* [What you should do] Set down every entry again word for word, please, but skip the pictures.

* [Listed entries]
---------------

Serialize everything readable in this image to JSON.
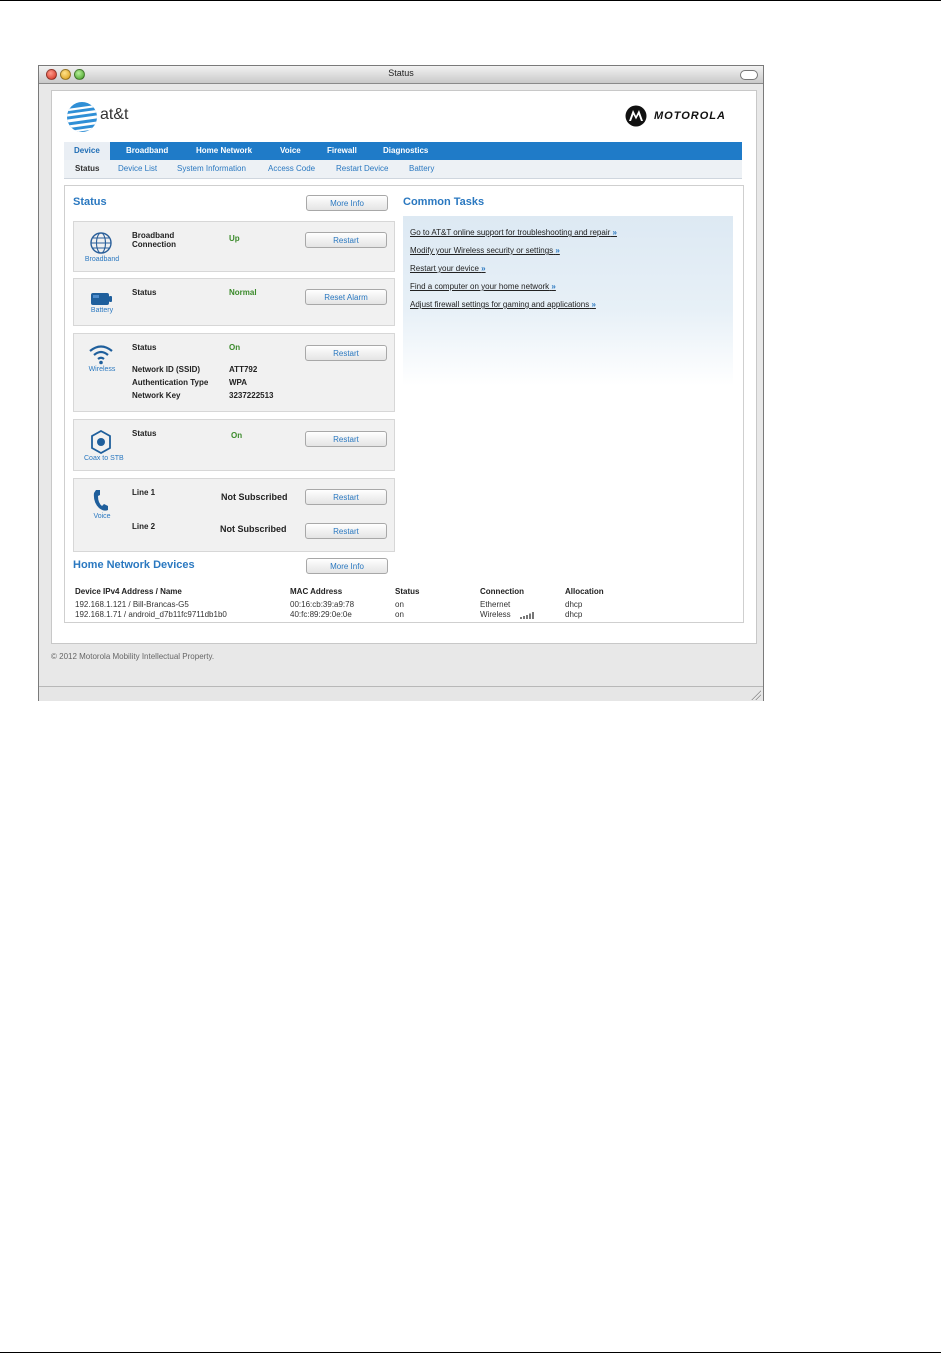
{
  "window": {
    "title": "Status"
  },
  "brand": {
    "att": "at&t",
    "motorola": "MOTOROLA"
  },
  "nav": {
    "tabs": [
      "Device",
      "Broadband",
      "Home Network",
      "Voice",
      "Firewall",
      "Diagnostics"
    ],
    "active": "Device",
    "subtabs": [
      "Status",
      "Device List",
      "System Information",
      "Access Code",
      "Restart Device",
      "Battery"
    ]
  },
  "status_section": {
    "title": "Status",
    "more_info": "More Info",
    "broadband": {
      "icon_label": "Broadband",
      "label": "Broadband Connection",
      "value": "Up",
      "button": "Restart"
    },
    "battery": {
      "icon_label": "Battery",
      "label": "Status",
      "value": "Normal",
      "button": "Reset Alarm"
    },
    "wireless": {
      "icon_label": "Wireless",
      "status_label": "Status",
      "status_value": "On",
      "button": "Restart",
      "ssid_label": "Network ID (SSID)",
      "ssid_value": "ATT792",
      "auth_label": "Authentication Type",
      "auth_value": "WPA",
      "key_label": "Network Key",
      "key_value": "3237222513"
    },
    "coax": {
      "icon_label": "Coax to STB",
      "label": "Status",
      "value": "On",
      "button": "Restart"
    },
    "voice": {
      "icon_label": "Voice",
      "line1_label": "Line 1",
      "line1_value": "Not Subscribed",
      "line1_button": "Restart",
      "line2_label": "Line 2",
      "line2_value": "Not Subscribed",
      "line2_button": "Restart"
    }
  },
  "common_tasks": {
    "title": "Common Tasks",
    "arrow": "»",
    "links": [
      "Go to AT&T online support for troubleshooting and repair",
      "Modify your Wireless security or settings",
      "Restart your device",
      "Find a computer on your home network",
      "Adjust firewall settings for gaming and applications"
    ]
  },
  "home_network": {
    "title": "Home Network Devices",
    "more_info": "More Info",
    "columns": [
      "Device IPv4 Address / Name",
      "MAC Address",
      "Status",
      "Connection",
      "Allocation"
    ],
    "rows": [
      [
        "192.168.1.121 / Bill-Brancas-G5",
        "00:16:cb:39:a9:78",
        "on",
        "Ethernet",
        "dhcp"
      ],
      [
        "192.168.1.71 /  android_d7b11fc9711db1b0",
        "40:fc:89:29:0e:0e",
        "on",
        "Wireless",
        "dhcp"
      ]
    ]
  },
  "footer": "© 2012 Motorola Mobility Intellectual Property.",
  "colors": {
    "nav_blue": "#1f7bc8",
    "link_blue": "#2a78c0",
    "status_green": "#3a8a2a"
  }
}
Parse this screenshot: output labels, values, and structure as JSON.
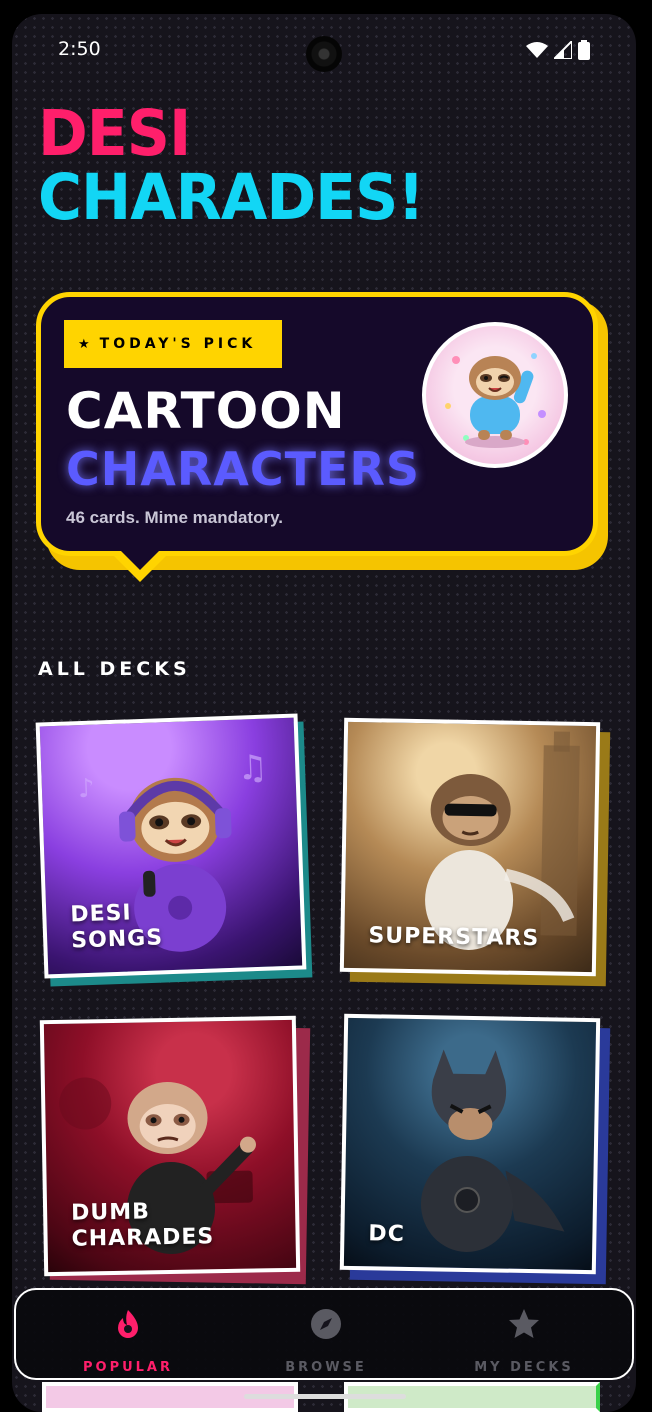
{
  "status": {
    "time": "2:50"
  },
  "title": {
    "line1": "DESI",
    "line2": "CHARADES!"
  },
  "todays_pick": {
    "badge": "TODAY'S PICK",
    "title_line1": "CARTOON",
    "title_line2": "CHARACTERS",
    "subtitle": "46 cards. Mime mandatory."
  },
  "section_heading": "ALL DECKS",
  "decks": [
    {
      "label_line1": "DESI",
      "label_line2": "SONGS"
    },
    {
      "label_line1": "SUPERSTARS",
      "label_line2": ""
    },
    {
      "label_line1": "DUMB",
      "label_line2": "CHARADES"
    },
    {
      "label_line1": "DC",
      "label_line2": ""
    }
  ],
  "nav": [
    {
      "label": "POPULAR",
      "icon": "flame-icon",
      "active": true
    },
    {
      "label": "BROWSE",
      "icon": "compass-icon",
      "active": false
    },
    {
      "label": "MY DECKS",
      "icon": "star-icon",
      "active": false
    }
  ],
  "colors": {
    "pink": "#ff1f6b",
    "cyan": "#12d6f5",
    "yellow": "#ffd400",
    "indigo": "#5b5bff"
  }
}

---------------

* [Problem solution]
Serialize everything readable in this image to JSON.
{
  "window": {
    "title": "Status"
  },
  "brand": {
    "att": "at&t",
    "motorola": "MOTOROLA"
  },
  "nav": {
    "tabs": [
      "Device",
      "Broadband",
      "Home Network",
      "Voice",
      "Firewall",
      "Diagnostics"
    ],
    "active": "Device",
    "subtabs": [
      "Status",
      "Device List",
      "System Information",
      "Access Code",
      "Restart Device",
      "Battery"
    ]
  },
  "status_section": {
    "title": "Status",
    "more_info": "More Info",
    "broadband": {
      "icon_label": "Broadband",
      "label": "Broadband Connection",
      "value": "Up",
      "button": "Restart"
    },
    "battery": {
      "icon_label": "Battery",
      "label": "Status",
      "value": "Normal",
      "button": "Reset Alarm"
    },
    "wireless": {
      "icon_label": "Wireless",
      "status_label": "Status",
      "status_value": "On",
      "button": "Restart",
      "ssid_label": "Network ID (SSID)",
      "ssid_value": "ATT792",
      "auth_label": "Authentication Type",
      "auth_value": "WPA",
      "key_label": "Network Key",
      "key_value": "3237222513"
    },
    "coax": {
      "icon_label": "Coax to STB",
      "label": "Status",
      "value": "On",
      "button": "Restart"
    },
    "voice": {
      "icon_label": "Voice",
      "line1_label": "Line 1",
      "line1_value": "Not Subscribed",
      "line1_button": "Restart",
      "line2_label": "Line 2",
      "line2_value": "Not Subscribed",
      "line2_button": "Restart"
    }
  },
  "common_tasks": {
    "title": "Common Tasks",
    "arrow": "»",
    "links": [
      "Go to AT&T online support for troubleshooting and repair",
      "Modify your Wireless security or settings",
      "Restart your device",
      "Find a computer on your home network",
      "Adjust firewall settings for gaming and applications"
    ]
  },
  "home_network": {
    "title": "Home Network Devices",
    "more_info": "More Info",
    "columns": [
      "Device IPv4 Address / Name",
      "MAC Address",
      "Status",
      "Connection",
      "Allocation"
    ],
    "rows": [
      [
        "192.168.1.121 / Bill-Brancas-G5",
        "00:16:cb:39:a9:78",
        "on",
        "Ethernet",
        "dhcp"
      ],
      [
        "192.168.1.71 /  android_d7b11fc9711db1b0",
        "40:fc:89:29:0e:0e",
        "on",
        "Wireless",
        "dhcp"
      ]
    ]
  },
  "footer": "© 2012 Motorola Mobility Intellectual Property.",
  "colors": {
    "nav_blue": "#1f7bc8",
    "link_blue": "#2a78c0",
    "status_green": "#3a8a2a"
  }
}
Parse this screenshot: output labels, values, and structure as JSON.
{
  "status": {
    "time": "2:50"
  },
  "title": {
    "line1": "DESI",
    "line2": "CHARADES!"
  },
  "todays_pick": {
    "badge": "TODAY'S PICK",
    "title_line1": "CARTOON",
    "title_line2": "CHARACTERS",
    "subtitle": "46 cards. Mime mandatory."
  },
  "section_heading": "ALL DECKS",
  "decks": [
    {
      "label_line1": "DESI",
      "label_line2": "SONGS"
    },
    {
      "label_line1": "SUPERSTARS",
      "label_line2": ""
    },
    {
      "label_line1": "DUMB",
      "label_line2": "CHARADES"
    },
    {
      "label_line1": "DC",
      "label_line2": ""
    }
  ],
  "nav": [
    {
      "label": "POPULAR",
      "icon": "flame-icon",
      "active": true
    },
    {
      "label": "BROWSE",
      "icon": "compass-icon",
      "active": false
    },
    {
      "label": "MY DECKS",
      "icon": "star-icon",
      "active": false
    }
  ],
  "colors": {
    "pink": "#ff1f6b",
    "cyan": "#12d6f5",
    "yellow": "#ffd400",
    "indigo": "#5b5bff"
  }
}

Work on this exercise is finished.